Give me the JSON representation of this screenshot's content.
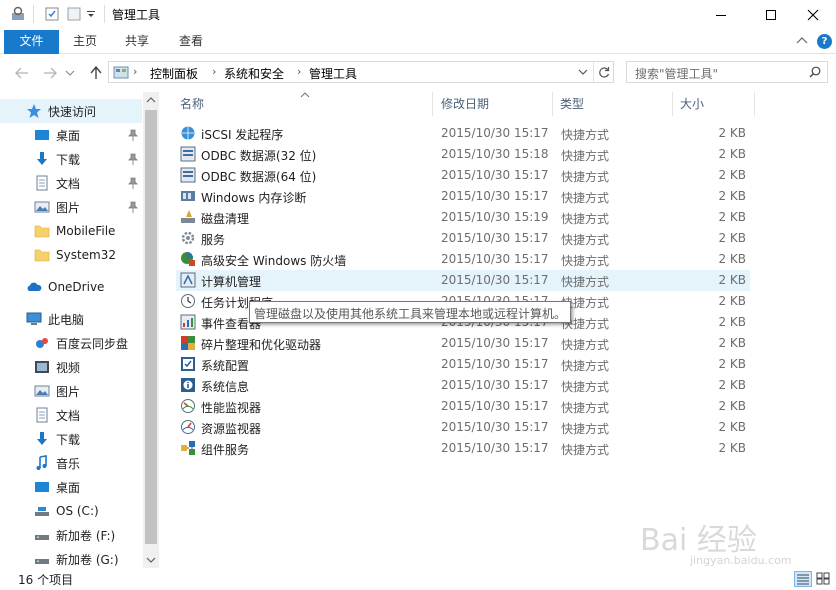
{
  "window": {
    "title": "管理工具"
  },
  "ribbon": {
    "tabs": [
      "文件",
      "主页",
      "共享",
      "查看"
    ]
  },
  "address": {
    "crumbs": [
      "控制面板",
      "系统和安全",
      "管理工具"
    ]
  },
  "search": {
    "placeholder": "搜索\"管理工具\""
  },
  "nav": {
    "quick_access": "快速访问",
    "items": [
      {
        "label": "桌面",
        "icon": "desktop-icon",
        "pinned": true
      },
      {
        "label": "下载",
        "icon": "download-icon",
        "pinned": true
      },
      {
        "label": "文档",
        "icon": "documents-icon",
        "pinned": true
      },
      {
        "label": "图片",
        "icon": "pictures-icon",
        "pinned": true
      },
      {
        "label": "MobileFile",
        "icon": "folder-icon",
        "pinned": false
      },
      {
        "label": "System32",
        "icon": "folder-icon",
        "pinned": false
      }
    ],
    "onedrive": "OneDrive",
    "this_pc": "此电脑",
    "pc_items": [
      {
        "label": "百度云同步盘",
        "icon": "cloud-sync-icon"
      },
      {
        "label": "视频",
        "icon": "video-icon"
      },
      {
        "label": "图片",
        "icon": "pictures-icon"
      },
      {
        "label": "文档",
        "icon": "documents-icon"
      },
      {
        "label": "下载",
        "icon": "download-icon"
      },
      {
        "label": "音乐",
        "icon": "music-icon"
      },
      {
        "label": "桌面",
        "icon": "desktop-icon"
      },
      {
        "label": "OS (C:)",
        "icon": "drive-icon"
      },
      {
        "label": "新加卷 (F:)",
        "icon": "drive-icon"
      },
      {
        "label": "新加卷 (G:)",
        "icon": "drive-icon"
      }
    ]
  },
  "columns": {
    "name": "名称",
    "date": "修改日期",
    "type": "类型",
    "size": "大小"
  },
  "files": [
    {
      "name": "iSCSI 发起程序",
      "date": "2015/10/30 15:17",
      "type": "快捷方式",
      "size": "2 KB",
      "icon": "iscsi-icon"
    },
    {
      "name": "ODBC 数据源(32 位)",
      "date": "2015/10/30 15:18",
      "type": "快捷方式",
      "size": "2 KB",
      "icon": "odbc-icon"
    },
    {
      "name": "ODBC 数据源(64 位)",
      "date": "2015/10/30 15:17",
      "type": "快捷方式",
      "size": "2 KB",
      "icon": "odbc-icon"
    },
    {
      "name": "Windows 内存诊断",
      "date": "2015/10/30 15:17",
      "type": "快捷方式",
      "size": "2 KB",
      "icon": "memory-diagnostic-icon"
    },
    {
      "name": "磁盘清理",
      "date": "2015/10/30 15:19",
      "type": "快捷方式",
      "size": "2 KB",
      "icon": "disk-cleanup-icon"
    },
    {
      "name": "服务",
      "date": "2015/10/30 15:17",
      "type": "快捷方式",
      "size": "2 KB",
      "icon": "services-icon"
    },
    {
      "name": "高级安全 Windows 防火墙",
      "date": "2015/10/30 15:17",
      "type": "快捷方式",
      "size": "2 KB",
      "icon": "firewall-icon"
    },
    {
      "name": "计算机管理",
      "date": "2015/10/30 15:17",
      "type": "快捷方式",
      "size": "2 KB",
      "icon": "computer-management-icon"
    },
    {
      "name": "任务计划程序",
      "date": "2015/10/30 15:17",
      "type": "快捷方式",
      "size": "2 KB",
      "icon": "task-scheduler-icon"
    },
    {
      "name": "事件查看器",
      "date": "2015/10/30 15:17",
      "type": "快捷方式",
      "size": "2 KB",
      "icon": "event-viewer-icon"
    },
    {
      "name": "碎片整理和优化驱动器",
      "date": "2015/10/30 15:17",
      "type": "快捷方式",
      "size": "2 KB",
      "icon": "defrag-icon"
    },
    {
      "name": "系统配置",
      "date": "2015/10/30 15:17",
      "type": "快捷方式",
      "size": "2 KB",
      "icon": "system-config-icon"
    },
    {
      "name": "系统信息",
      "date": "2015/10/30 15:17",
      "type": "快捷方式",
      "size": "2 KB",
      "icon": "system-info-icon"
    },
    {
      "name": "性能监视器",
      "date": "2015/10/30 15:17",
      "type": "快捷方式",
      "size": "2 KB",
      "icon": "performance-monitor-icon"
    },
    {
      "name": "资源监视器",
      "date": "2015/10/30 15:17",
      "type": "快捷方式",
      "size": "2 KB",
      "icon": "resource-monitor-icon"
    },
    {
      "name": "组件服务",
      "date": "2015/10/30 15:17",
      "type": "快捷方式",
      "size": "2 KB",
      "icon": "component-services-icon"
    }
  ],
  "tooltip": "管理磁盘以及使用其他系统工具来管理本地或远程计算机。",
  "status": {
    "item_count": "16 个项目"
  },
  "watermark": {
    "brand": "Bai 经验",
    "url": "jingyan.baidu.com"
  },
  "colors": {
    "accent": "#1979ca",
    "hover": "#e5f3fb",
    "header_text": "#4c607a"
  }
}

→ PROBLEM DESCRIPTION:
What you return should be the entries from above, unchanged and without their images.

→ TASK RESPONSE:
Give me the JSON representation of this screenshot's content.
{
  "window": {
    "title": "管理工具"
  },
  "ribbon": {
    "tabs": [
      "文件",
      "主页",
      "共享",
      "查看"
    ]
  },
  "address": {
    "crumbs": [
      "控制面板",
      "系统和安全",
      "管理工具"
    ]
  },
  "search": {
    "placeholder": "搜索\"管理工具\""
  },
  "nav": {
    "quick_access": "快速访问",
    "items": [
      {
        "label": "桌面",
        "icon": "desktop-icon",
        "pinned": true
      },
      {
        "label": "下载",
        "icon": "download-icon",
        "pinned": true
      },
      {
        "label": "文档",
        "icon": "documents-icon",
        "pinned": true
      },
      {
        "label": "图片",
        "icon": "pictures-icon",
        "pinned": true
      },
      {
        "label": "MobileFile",
        "icon": "folder-icon",
        "pinned": false
      },
      {
        "label": "System32",
        "icon": "folder-icon",
        "pinned": false
      }
    ],
    "onedrive": "OneDrive",
    "this_pc": "此电脑",
    "pc_items": [
      {
        "label": "百度云同步盘",
        "icon": "cloud-sync-icon"
      },
      {
        "label": "视频",
        "icon": "video-icon"
      },
      {
        "label": "图片",
        "icon": "pictures-icon"
      },
      {
        "label": "文档",
        "icon": "documents-icon"
      },
      {
        "label": "下载",
        "icon": "download-icon"
      },
      {
        "label": "音乐",
        "icon": "music-icon"
      },
      {
        "label": "桌面",
        "icon": "desktop-icon"
      },
      {
        "label": "OS (C:)",
        "icon": "drive-icon"
      },
      {
        "label": "新加卷 (F:)",
        "icon": "drive-icon"
      },
      {
        "label": "新加卷 (G:)",
        "icon": "drive-icon"
      }
    ]
  },
  "columns": {
    "name": "名称",
    "date": "修改日期",
    "type": "类型",
    "size": "大小"
  },
  "files": [
    {
      "name": "iSCSI 发起程序",
      "date": "2015/10/30 15:17",
      "type": "快捷方式",
      "size": "2 KB",
      "icon": "iscsi-icon"
    },
    {
      "name": "ODBC 数据源(32 位)",
      "date": "2015/10/30 15:18",
      "type": "快捷方式",
      "size": "2 KB",
      "icon": "odbc-icon"
    },
    {
      "name": "ODBC 数据源(64 位)",
      "date": "2015/10/30 15:17",
      "type": "快捷方式",
      "size": "2 KB",
      "icon": "odbc-icon"
    },
    {
      "name": "Windows 内存诊断",
      "date": "2015/10/30 15:17",
      "type": "快捷方式",
      "size": "2 KB",
      "icon": "memory-diagnostic-icon"
    },
    {
      "name": "磁盘清理",
      "date": "2015/10/30 15:19",
      "type": "快捷方式",
      "size": "2 KB",
      "icon": "disk-cleanup-icon"
    },
    {
      "name": "服务",
      "date": "2015/10/30 15:17",
      "type": "快捷方式",
      "size": "2 KB",
      "icon": "services-icon"
    },
    {
      "name": "高级安全 Windows 防火墙",
      "date": "2015/10/30 15:17",
      "type": "快捷方式",
      "size": "2 KB",
      "icon": "firewall-icon"
    },
    {
      "name": "计算机管理",
      "date": "2015/10/30 15:17",
      "type": "快捷方式",
      "size": "2 KB",
      "icon": "computer-management-icon"
    },
    {
      "name": "任务计划程序",
      "date": "2015/10/30 15:17",
      "type": "快捷方式",
      "size": "2 KB",
      "icon": "task-scheduler-icon"
    },
    {
      "name": "事件查看器",
      "date": "2015/10/30 15:17",
      "type": "快捷方式",
      "size": "2 KB",
      "icon": "event-viewer-icon"
    },
    {
      "name": "碎片整理和优化驱动器",
      "date": "2015/10/30 15:17",
      "type": "快捷方式",
      "size": "2 KB",
      "icon": "defrag-icon"
    },
    {
      "name": "系统配置",
      "date": "2015/10/30 15:17",
      "type": "快捷方式",
      "size": "2 KB",
      "icon": "system-config-icon"
    },
    {
      "name": "系统信息",
      "date": "2015/10/30 15:17",
      "type": "快捷方式",
      "size": "2 KB",
      "icon": "system-info-icon"
    },
    {
      "name": "性能监视器",
      "date": "2015/10/30 15:17",
      "type": "快捷方式",
      "size": "2 KB",
      "icon": "performance-monitor-icon"
    },
    {
      "name": "资源监视器",
      "date": "2015/10/30 15:17",
      "type": "快捷方式",
      "size": "2 KB",
      "icon": "resource-monitor-icon"
    },
    {
      "name": "组件服务",
      "date": "2015/10/30 15:17",
      "type": "快捷方式",
      "size": "2 KB",
      "icon": "component-services-icon"
    }
  ],
  "tooltip": "管理磁盘以及使用其他系统工具来管理本地或远程计算机。",
  "status": {
    "item_count": "16 个项目"
  },
  "watermark": {
    "brand": "Bai 经验",
    "url": "jingyan.baidu.com"
  },
  "colors": {
    "accent": "#1979ca",
    "hover": "#e5f3fb",
    "header_text": "#4c607a"
  }
}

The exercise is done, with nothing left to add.